Understanding the Basics of Forensic Computing
Computers and the internet have become an essential part of our lives. We use the internet for online shopping, social media, and even to access healthcare services. However, any computer or device connected to the internet is vulnerable to cyber attacks and hacking. In situations where a cybercrime or hacking incident occurs, forensic computing can provide a solution. In this article, we will provide a comprehensive guide to forensic computers, its history, principles, and processes.
History of Forensic Computing:
Forensic computing has its roots in the early 1970s, when computers were first introduced into the corporate world. Computer forensics initially started as a response to the increasing use of computers in the corporate world and the need for evidence in court cases. With the advent of the internet, forensic computing evolved to become a means to investigate cybercrime.
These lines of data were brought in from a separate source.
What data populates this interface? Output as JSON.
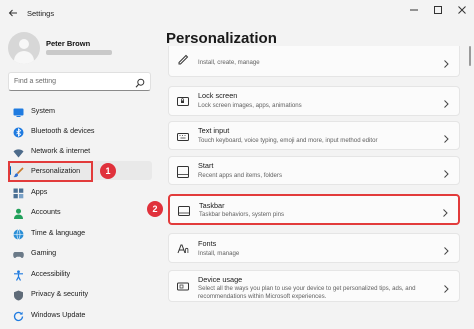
{
  "window": {
    "title": "Settings"
  },
  "user": {
    "name": "Peter Brown"
  },
  "search": {
    "placeholder": "Find a setting"
  },
  "sidebar": {
    "items": [
      {
        "label": "System",
        "icon": "monitor-icon"
      },
      {
        "label": "Bluetooth & devices",
        "icon": "bluetooth-icon"
      },
      {
        "label": "Network & internet",
        "icon": "wifi-icon"
      },
      {
        "label": "Personalization",
        "icon": "brush-icon",
        "selected": true
      },
      {
        "label": "Apps",
        "icon": "apps-icon"
      },
      {
        "label": "Accounts",
        "icon": "person-icon"
      },
      {
        "label": "Time & language",
        "icon": "globe-icon"
      },
      {
        "label": "Gaming",
        "icon": "controller-icon"
      },
      {
        "label": "Accessibility",
        "icon": "accessibility-icon"
      },
      {
        "label": "Privacy & security",
        "icon": "shield-icon"
      },
      {
        "label": "Windows Update",
        "icon": "update-icon"
      }
    ]
  },
  "annotations": {
    "step1": "1",
    "step2": "2",
    "color": "#e23b3b"
  },
  "main": {
    "title": "Personalization",
    "cards": [
      {
        "title": "",
        "subtitle": "Install, create, manage",
        "icon": "pen-icon"
      },
      {
        "title": "Lock screen",
        "subtitle": "Lock screen images, apps, animations",
        "icon": "lock-screen-icon"
      },
      {
        "title": "Text input",
        "subtitle": "Touch keyboard, voice typing, emoji and more, input method editor",
        "icon": "keyboard-icon"
      },
      {
        "title": "Start",
        "subtitle": "Recent apps and items, folders",
        "icon": "start-icon"
      },
      {
        "title": "Taskbar",
        "subtitle": "Taskbar behaviors, system pins",
        "icon": "taskbar-icon",
        "highlighted": true
      },
      {
        "title": "Fonts",
        "subtitle": "Install, manage",
        "icon": "fonts-icon"
      },
      {
        "title": "Device usage",
        "subtitle": "Select all the ways you plan to use your device to get personalized tips, ads, and recommendations within Microsoft experiences.",
        "icon": "device-usage-icon"
      }
    ]
  },
  "colors": {
    "accent": "#0067c0",
    "highlight": "#e23b3b",
    "badge": "#e0313b"
  }
}
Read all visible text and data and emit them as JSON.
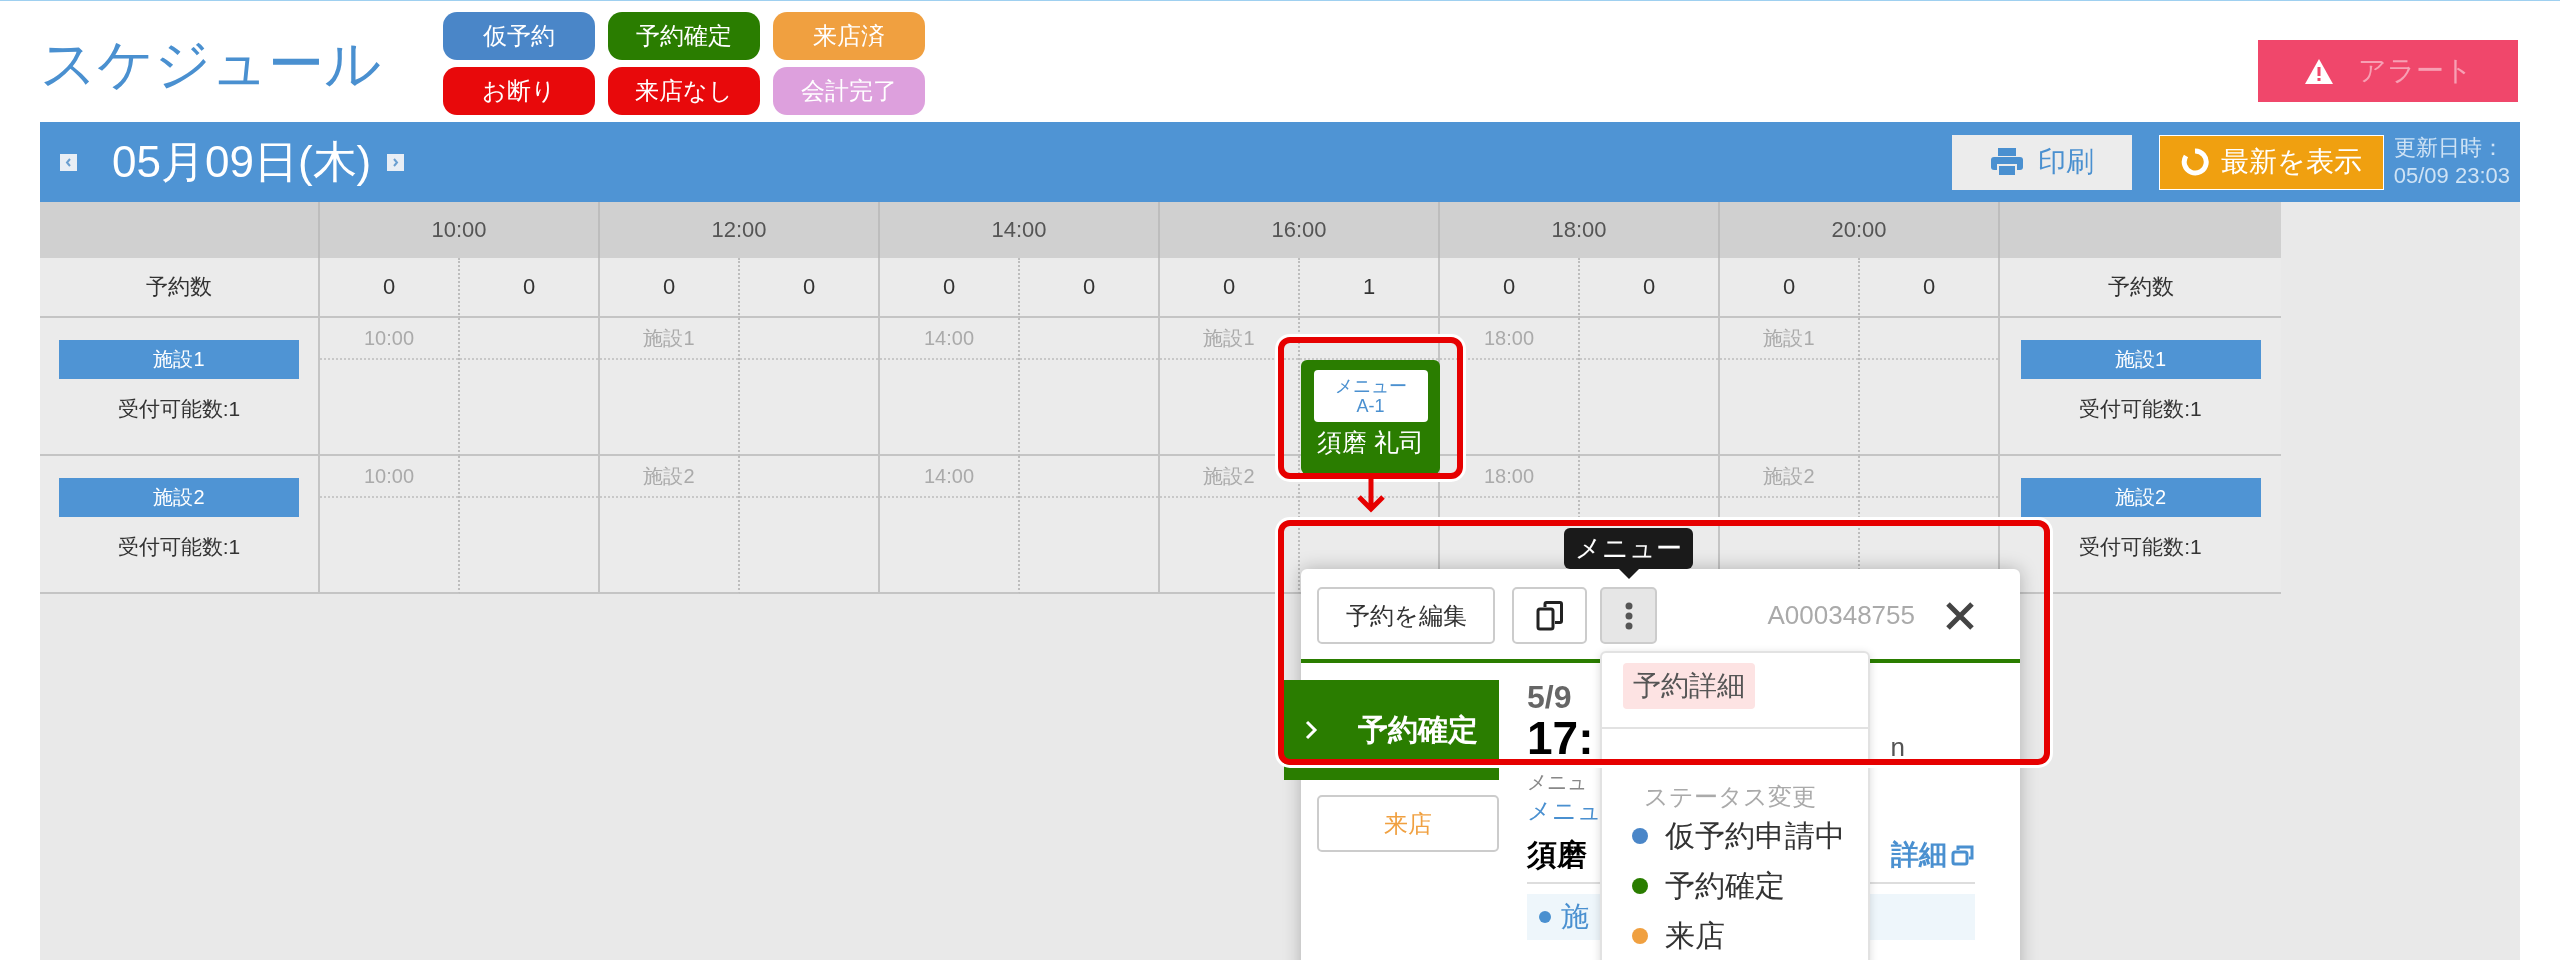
{
  "title": "スケジュール",
  "legend": [
    {
      "label": "仮予約",
      "color": "#4a86c8"
    },
    {
      "label": "予約確定",
      "color": "#2a7d00"
    },
    {
      "label": "来店済",
      "color": "#f0a040"
    },
    {
      "label": "お断り",
      "color": "#e8090b"
    },
    {
      "label": "来店なし",
      "color": "#e8090b"
    },
    {
      "label": "会計完了",
      "color": "#dda0dd"
    }
  ],
  "alert_button": {
    "label": "アラート",
    "disabled": true
  },
  "date_bar": {
    "date": "05月09日(木)",
    "print_button": "印刷",
    "refresh_button": "最新を表示",
    "updated_label": "更新日時：",
    "updated_at": "05/09 23:03"
  },
  "grid": {
    "times": [
      "10:00",
      "12:00",
      "14:00",
      "16:00",
      "18:00",
      "20:00"
    ],
    "count_label": "予約数",
    "count_label_right": "予約数",
    "counts": [
      "0",
      "0",
      "0",
      "0",
      "0",
      "0",
      "0",
      "1",
      "0",
      "0",
      "0",
      "0"
    ],
    "facilities": [
      {
        "name": "施設1",
        "capacity": "受付可能数:1",
        "slot_labels": [
          "10:00",
          "施設1",
          "14:00",
          "施設1",
          "18:00",
          "施設1"
        ],
        "name_right": "施設1",
        "capacity_right": "受付可能数:1"
      },
      {
        "name": "施設2",
        "capacity": "受付可能数:1",
        "slot_labels": [
          "10:00",
          "施設2",
          "14:00",
          "施設2",
          "18:00",
          "施設2"
        ],
        "name_right": "施設2",
        "capacity_right": "受付可能数:1"
      }
    ]
  },
  "booking": {
    "menu": "メニュー\nA-1",
    "customer": "須磨 礼司"
  },
  "popup": {
    "tooltip": "メニュー",
    "edit_button": "予約を編集",
    "menu_open": true,
    "reservation_id": "A000348755",
    "status": "予約確定",
    "visit_button": "来店",
    "date": "5/9",
    "time": "17:",
    "trailing": "n",
    "menu_label": "メニュ",
    "menu_link": "メニュ",
    "customer": "須磨",
    "detail_link": "詳細",
    "facility": "施"
  },
  "dropdown": {
    "items": [
      {
        "label": "予約詳細",
        "selected": true
      }
    ],
    "section": "ステータス変更",
    "statuses": [
      {
        "label": "仮予約申請中",
        "color": "#4a86c8"
      },
      {
        "label": "予約確定",
        "color": "#2a7d00"
      },
      {
        "label": "来店",
        "color": "#f0a040"
      }
    ]
  }
}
Principles of Forensic Computing:
The three principles of forensic computing are identification, preservation, and interpretation. Identification involves determining the relevant digital evidence that is necessary for an investigation. Preservation involves maintaining the integrity of the digital evidence. Interpretation involves analyzing the digital evidence in a manner that is admissible in court.
Processes of Forensic Computing:
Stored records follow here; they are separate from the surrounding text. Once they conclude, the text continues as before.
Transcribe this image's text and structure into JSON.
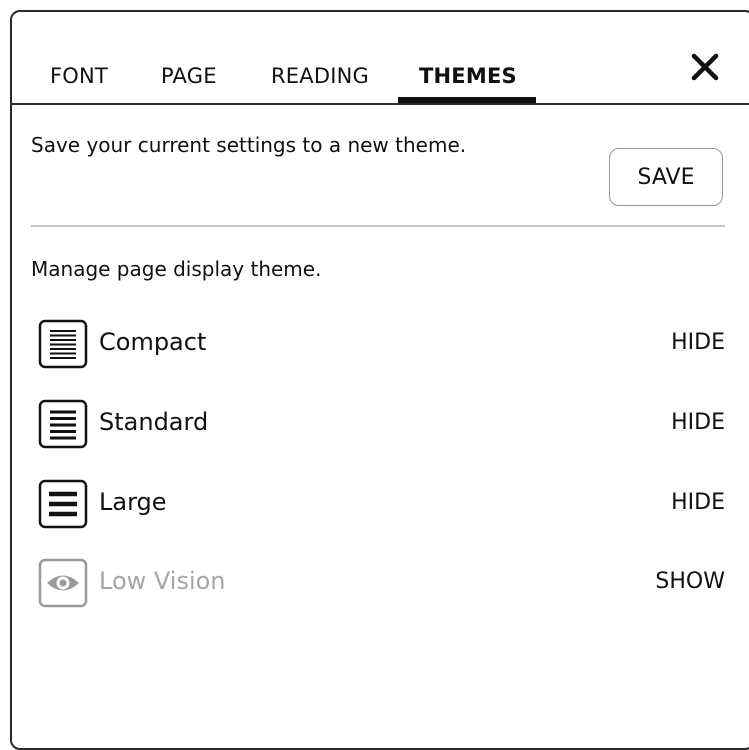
{
  "tabs": [
    {
      "label": "FONT"
    },
    {
      "label": "PAGE"
    },
    {
      "label": "READING"
    },
    {
      "label": "THEMES",
      "active": true
    }
  ],
  "close_icon": "close-icon",
  "save_section": {
    "description": "Save your current settings to a new theme.",
    "button_label": "SAVE"
  },
  "manage_section": {
    "description": "Manage page display theme."
  },
  "themes": [
    {
      "name": "Compact",
      "action": "HIDE",
      "icon": "compact-lines-icon"
    },
    {
      "name": "Standard",
      "action": "HIDE",
      "icon": "standard-lines-icon"
    },
    {
      "name": "Large",
      "action": "HIDE",
      "icon": "large-lines-icon"
    },
    {
      "name": "Low Vision",
      "action": "SHOW",
      "icon": "eye-icon",
      "hidden": true
    }
  ],
  "colors": {
    "text": "#111111",
    "disabled_text": "#a6a6a6",
    "divider": "#c8c8c8"
  }
}
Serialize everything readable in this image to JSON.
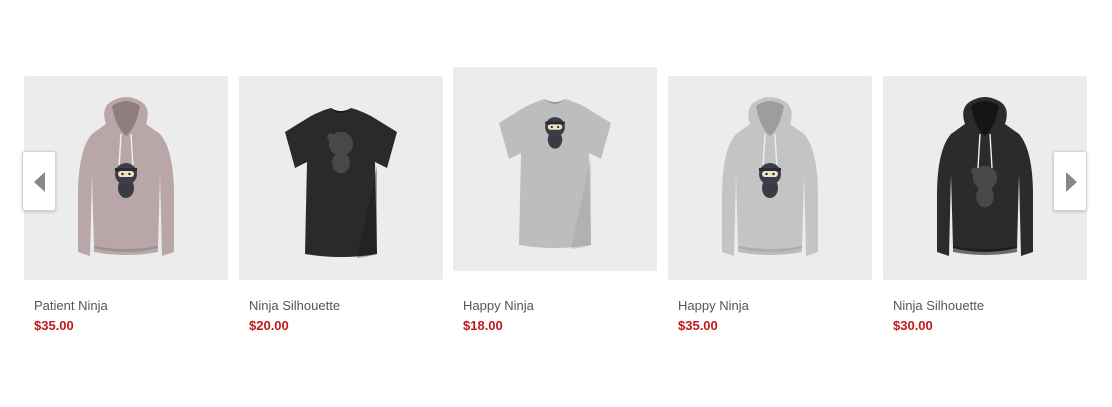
{
  "products": [
    {
      "name": "Patient Ninja",
      "price": "$35.00",
      "garment": "hoodie",
      "color": "#b9a6a8",
      "shade": "#8f7e80",
      "print": "ninja"
    },
    {
      "name": "Ninja Silhouette",
      "price": "$20.00",
      "garment": "tshirt",
      "color": "#2a2a2a",
      "shade": "#161616",
      "print": "silhouette"
    },
    {
      "name": "Happy Ninja",
      "price": "$18.00",
      "garment": "tshirt",
      "color": "#bdbdbd",
      "shade": "#9a9a9a",
      "print": "ninja"
    },
    {
      "name": "Happy Ninja",
      "price": "$35.00",
      "garment": "hoodie",
      "color": "#c4c4c4",
      "shade": "#9d9d9d",
      "print": "ninja"
    },
    {
      "name": "Ninja Silhouette",
      "price": "$30.00",
      "garment": "hoodie",
      "color": "#2b2b2b",
      "shade": "#151515",
      "print": "silhouette"
    }
  ],
  "controls": {
    "prev_icon": "chevron-left-icon",
    "next_icon": "chevron-right-icon",
    "arrow_color": "#888888"
  },
  "colors": {
    "price": "#c21a1a",
    "thumb_bg": "#ececec"
  }
}
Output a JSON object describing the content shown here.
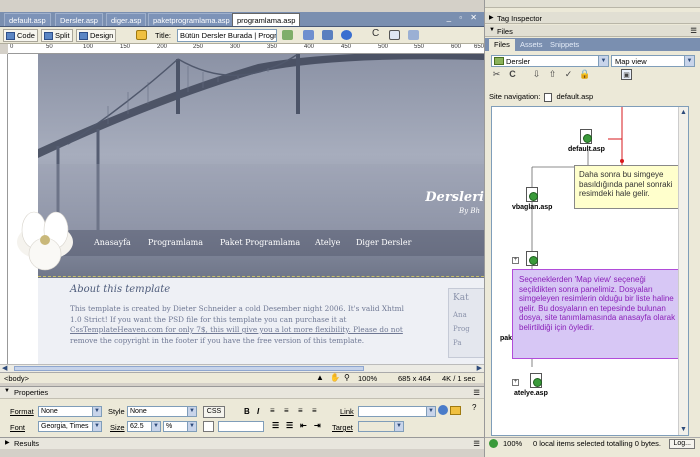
{
  "doc_tabs": [
    "default.asp",
    "Dersler.asp",
    "diger.asp",
    "paketprogramlama.asp",
    "programlama.asp"
  ],
  "active_tab_index": 4,
  "toolbar": {
    "code_label": "Code",
    "split_label": "Split",
    "design_label": "Design",
    "title_label": "Title:",
    "title_value": "Bütün Dersler Burada | Progra"
  },
  "page": {
    "brand": "Dersleri",
    "brand_sub": "By Bh",
    "nav_items": [
      "Anasayfa",
      "Programlama",
      "Paket Programlama",
      "Atelye",
      "Diger Dersler"
    ],
    "about_title": "About this template",
    "about_lines": [
      "This template is created by Dieter Schneider a cold Desember night 2006. It's valid Xhtml",
      "1.0 Strict! If you want the PSD file for this template you can purchase it at",
      "CssTemplateHeaven.com for only 7$, this will give you a lot more flexibility. Please do not",
      "remove the copyright in the footer if you have the free version of this template."
    ],
    "about_link": "CssTemplateHeaven.com",
    "side_card": [
      "Kat",
      "Ana",
      "Prog",
      "Pa"
    ]
  },
  "ruler_marks": [
    "0",
    "50",
    "100",
    "150",
    "200",
    "250",
    "300",
    "350",
    "400",
    "450",
    "500",
    "550",
    "600",
    "650"
  ],
  "status": {
    "tag": "<body>",
    "zoom": "100%",
    "size": "685 x 464",
    "download": "4K / 1 sec"
  },
  "properties": {
    "title": "Properties",
    "format_label": "Format",
    "format_value": "None",
    "style_label": "Style",
    "style_value": "None",
    "css_label": "CSS",
    "link_label": "Link",
    "font_label": "Font",
    "font_value": "Georgia, Times",
    "size_label": "Size",
    "size_value": "62.5",
    "size_unit": "%",
    "target_label": "Target"
  },
  "results_label": "Results",
  "panel": {
    "tag_inspector": "Tag Inspector",
    "files": "Files",
    "tabs": [
      "Files",
      "Assets",
      "Snippets"
    ],
    "site_select": "Dersler",
    "view_select": "Map view",
    "site_nav_label": "Site navigation:",
    "site_nav_file": "default.asp",
    "nodes": [
      "default.asp",
      "vbaglan.asp",
      "p",
      "pak",
      "atelye.asp"
    ],
    "callout1": "Daha sonra bu simgeye basıldığında panel sonraki resimdeki hale gelir.",
    "callout2": "Seçeneklerden 'Map view' seçeneği seçildikten sonra panelimiz. Dosyaları simgeleyen resimlerin olduğu bir liste haline gelir. Bu dosyaların en tepesinde bulunan dosya, site tanımlamasında anasayfa olarak belirtildiği için öyledir.",
    "status_zoom": "100%",
    "status_text": "0 local items selected totalling 0 bytes.",
    "log_button": "Log..."
  },
  "colors": {
    "accent": "#d7191c",
    "callout_purple": "#d7c7f5",
    "callout_yellow": "#ffffcc"
  }
}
Identification of evidence: This is the first and most crucial stage in forensic computing. It involves identifying the digital evidence relevant to the investigation and carefully documenting it. Evidence can be obtained from computers, mobile phones, online accounts, and removable media devices such as USB drives.
Preservation of evidence: Preservation involves the careful collection of digital evidence in a manner that ensures it remains admissible for legal purposes. Preservation also involves maintaining the integrity of the evidence by following strict protocols to ensure it is not tampered with in any way.
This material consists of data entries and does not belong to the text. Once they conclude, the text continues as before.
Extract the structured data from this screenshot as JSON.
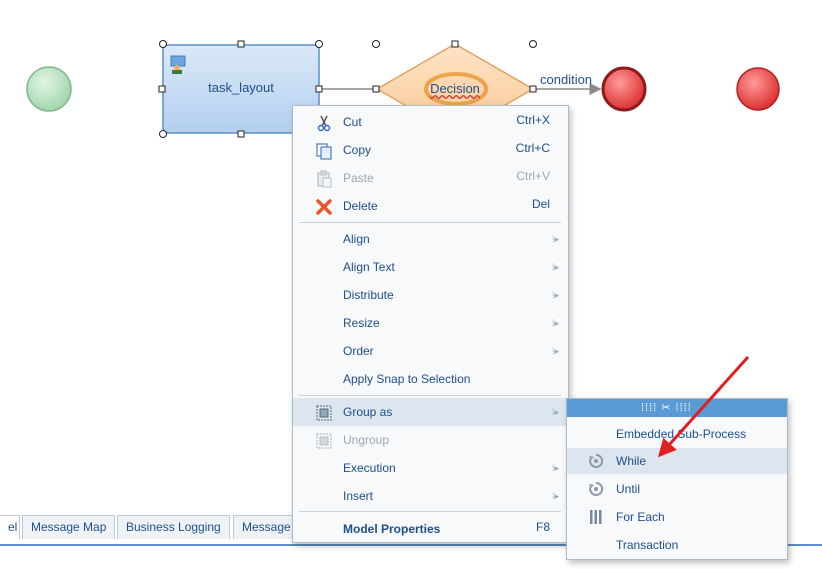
{
  "diagram": {
    "task_label": "task_layout",
    "decision_label": "Decision",
    "condition_label": "condition"
  },
  "tabs": [
    {
      "label": "el"
    },
    {
      "label": "Message Map"
    },
    {
      "label": "Business Logging"
    },
    {
      "label": "Message"
    }
  ],
  "context_menu": {
    "items": [
      {
        "label": "Cut",
        "shortcut": "Ctrl+X",
        "icon": "scissors-icon",
        "enabled": true
      },
      {
        "label": "Copy",
        "shortcut": "Ctrl+C",
        "icon": "copy-icon",
        "enabled": true
      },
      {
        "label": "Paste",
        "shortcut": "Ctrl+V",
        "icon": "paste-icon",
        "enabled": false
      },
      {
        "label": "Delete",
        "shortcut": "Del",
        "icon": "delete-x-icon",
        "enabled": true
      },
      {
        "label": "Align",
        "submenu": true
      },
      {
        "label": "Align Text",
        "submenu": true
      },
      {
        "label": "Distribute",
        "submenu": true
      },
      {
        "label": "Resize",
        "submenu": true
      },
      {
        "label": "Order",
        "submenu": true
      },
      {
        "label": "Apply Snap to Selection"
      },
      {
        "label": "Group as",
        "submenu": true,
        "icon": "group-icon",
        "highlighted": true
      },
      {
        "label": "Ungroup",
        "icon": "ungroup-icon",
        "enabled": false
      },
      {
        "label": "Execution",
        "submenu": true
      },
      {
        "label": "Insert",
        "submenu": true
      },
      {
        "label": "Model Properties",
        "shortcut": "F8"
      }
    ]
  },
  "group_submenu": {
    "items": [
      {
        "label": "Embedded Sub-Process"
      },
      {
        "label": "While",
        "icon": "loop-icon",
        "highlighted": true
      },
      {
        "label": "Until",
        "icon": "loop-icon"
      },
      {
        "label": "For Each",
        "icon": "foreach-icon"
      },
      {
        "label": "Transaction"
      }
    ]
  },
  "colors": {
    "accent": "#5b9bd5",
    "start_event": "#a8dbb0",
    "end_event": "#e84848",
    "decision": "#fbd3a8",
    "task": "#c6dcf2",
    "annotation_arrow": "#e02020"
  }
}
Analysis: Once the evidence has been identified and preserved, the next stage of forensic computing is analysis. This involves the thorough examination of the digital evidence to determine what happened, when it happened, and who was involved. This stage often requires advanced technical skills and a deep understanding of the data being analyzed.
Presentation of evidence: The final stage of forensic computing is presenting the evidence. This stage involves presenting the findings of the analysis in a clear, concise, and professional manner. Forensic computing specialists must be able to communicate their findings effectively, both in written form and in court.
Tools used in Forensic Computing:
Forensic computing specialists use a range of tools and techniques to investigate cybercrime. The most commonly used tools include digital forensic hardware and software, data carving tools, and forensic imaging tools. These tools enable forensic computing specialists to retrieve and analyze digital evidence from a range of devices and sources.
Forensic computing is an essential tool in the fight against cybercrime. It involves the identification, preservation, interpretation, and presentation of digital evidence in a manner that is admissible in court. The history, principles, and processes of forensic computing have evolved to meet changing circumstances, including the advent of the internet. Forensic computing specialists use a range of tools and techniques to investigate cybercrime, including digital forensic hardware and software, data carving tools, and forensic imaging tools. As our reliance on computers and the internet continues to grow, the importance of forensic computing will only increase.